My zu likes the 0w30 German Castrol Syntec. I bought a bunch of it a few years back on sale (like 75qts or so) after trying it out and liking it, I managed to get in on it while it was still the older formulation that actually poors with a green tint to it (look for posts about green GC on bobistheoilguy for more random information, the stuff has quite a following). The new formulation has some minor additive adjustments but appears to also be very well formulated with a proprietary "special" base stock(like it's predecessor). poors golden brown like most oils though. Trick to buying this stuff is to make sure you are getting bottles that say "made in germany" on the back. The USA made version is made with a lesser quality base stock (group III) and was made many years ago but is still on the shelves in some places. You'll really only find this stuff at some autozones, European car dealers, and some specialty shops here in the states. Don't let the 0w scare ya, at operating temp this 30wt oil is actually on the heavy end of the 30wt range, bordering on 40wt classification, the 0w rating means that it will flow better when cold than other 5w and 10w types, which is a good thing, helps keep the pesky 3.2L SOHC hydraulic lash adjusters quiet in the morning.
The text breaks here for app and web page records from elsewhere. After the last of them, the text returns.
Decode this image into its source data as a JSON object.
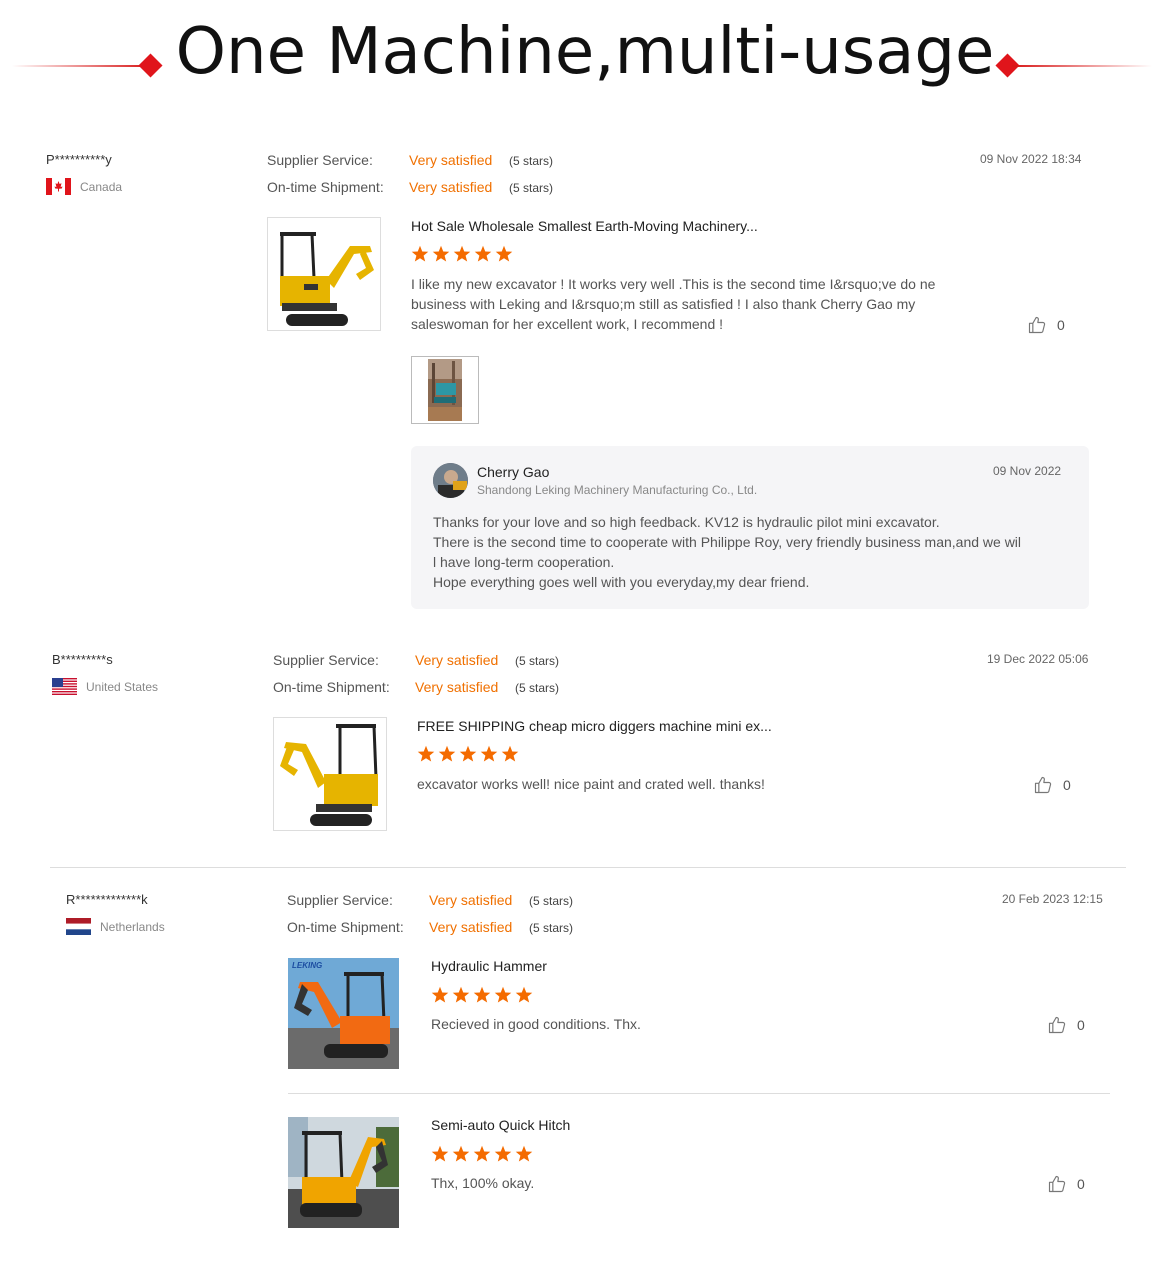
{
  "header": {
    "title": "One Machine,multi-usage"
  },
  "colors": {
    "accent": "#f07000",
    "header_red": "#e0151b"
  },
  "reviews": [
    {
      "user": "P**********y",
      "country": "Canada",
      "flag": "canada-flag",
      "supplier_label": "Supplier Service:",
      "supplier_value": "Very satisfied",
      "supplier_stars": "(5 stars)",
      "shipment_label": "On-time Shipment:",
      "shipment_value": "Very satisfied",
      "shipment_stars": "(5 stars)",
      "date": "09 Nov 2022 18:34",
      "products": [
        {
          "title": "Hot Sale Wholesale Smallest Earth-Moving Machinery...",
          "rating": 5,
          "comment": "I like my new excavator ! It works very well .This is the second time I&rsquo;ve do ne business with Leking and I&rsquo;m still as satisfied ! I also thank Cherry Gao my saleswoman for her excellent work, I recommend !",
          "likes": "0"
        }
      ],
      "reply": {
        "name": "Cherry Gao",
        "company": "Shandong Leking Machinery Manufacturing Co., Ltd.",
        "date": "09 Nov 2022",
        "text_lines": [
          "Thanks for your love and so high feedback. KV12 is hydraulic pilot mini excavator.",
          "There is the second time to cooperate with Philippe Roy, very friendly business man,and we wil",
          "l have long-term cooperation.",
          "Hope everything goes well with you everyday,my dear friend."
        ]
      }
    },
    {
      "user": "B*********s",
      "country": "United States",
      "flag": "usa-flag",
      "supplier_label": "Supplier Service:",
      "supplier_value": "Very satisfied",
      "supplier_stars": "(5 stars)",
      "shipment_label": "On-time Shipment:",
      "shipment_value": "Very satisfied",
      "shipment_stars": "(5 stars)",
      "date": "19 Dec 2022 05:06",
      "products": [
        {
          "title": "FREE SHIPPING cheap micro diggers machine mini ex...",
          "rating": 5,
          "comment": "excavator works well! nice paint and crated well. thanks!",
          "likes": "0"
        }
      ]
    },
    {
      "user": "R*************k",
      "country": "Netherlands",
      "flag": "netherlands-flag",
      "supplier_label": "Supplier Service:",
      "supplier_value": "Very satisfied",
      "supplier_stars": "(5 stars)",
      "shipment_label": "On-time Shipment:",
      "shipment_value": "Very satisfied",
      "shipment_stars": "(5 stars)",
      "date": "20 Feb 2023 12:15",
      "products": [
        {
          "title": "Hydraulic Hammer",
          "rating": 5,
          "comment": "Recieved in good conditions. Thx.",
          "likes": "0",
          "image_logo_text": "LEKING"
        },
        {
          "title": "Semi-auto Quick Hitch",
          "rating": 5,
          "comment": "Thx, 100% okay.",
          "likes": "0"
        }
      ]
    }
  ]
}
As far as filters go, I try to run Purolator Pure-1 or MotorCraft filters as they are the easiest for me to find, and have the best quality to price ratio. Main considerations on filter are as follows, in order of importance IMO:
1. Properly designed by-pass, no metal tension plate "poppers," stick to filters with a spring loaded bypass, this will ensure that the bypass can open and close dynamically, spring loaded by-passes are also much more reliable, the "pop" type are prone to getting stuck open if they do pop. (look in the bottom of a fram for an example of a bad pop-style by-pass). IMO this is the most important part of the filter, because if it fails open, then it doesn't matter how good the rest of the filter is constructed, you're no longer going to be filtering your oil.
2. Well designed anti-drain-back valve. Most filters have a rubber 1-way valve positioned just behind the inlet holes on the filter. It's pretty hard to describe the difference between a good and bad one, but I can tell you from experience, that a poorly designed anti-drainback valve will, on many engines, be the main cause of morning valve chatter (because the engine starts but has to pump oil back up into the head because the anti-drain-back valve allowed it to drain back down during the night, which also means that dirty oil from the dirty side of the filter was allowed to drain back into clean oil, yay)
3. Everything else about the construction can kinda get lumped into 1 consideration as it is mostly just picky little stuff that won't have any significant effect, and will very rarely be a failure point... but better quality filters will generally have the following key elements: Stiffer can, and stiffer internal "tube" support for the filter media, larger and/or more inlet holes, larger and/or more filter "tube" exit holes (the little holes you see on the inside walls looking down through the large hole in the middle), more filter media and/or higher quality media (more pleats (folds)), metal end-cap construction with good quality adhesives used to secure the media to the end-caps, etc etc..
The Pure-Ones and Motorcrafts score well in most of these considerations. But I think it's worth mentioning, that even fram filters, which look like trash if you tear one down and rate it based on what I said above, have a very low occurrence of failure. I would personally rather spend $2 on a supertech at walmart than give fram more money for a lower quality product.
Other filters worth buying IMO: Napa Gold, Wix, Mobil 1. Not sure what else you might find in your area so I'll leave it at that.
95.0 rodeo, 3" lift, trooper front suspension/axles/tie-rods, 1.25" diff drop, terra-low 3:1, Warn premium manual hubs, custom rear drive-shaft, 235/85-16 Duratrack, ~240 billion miles and counting,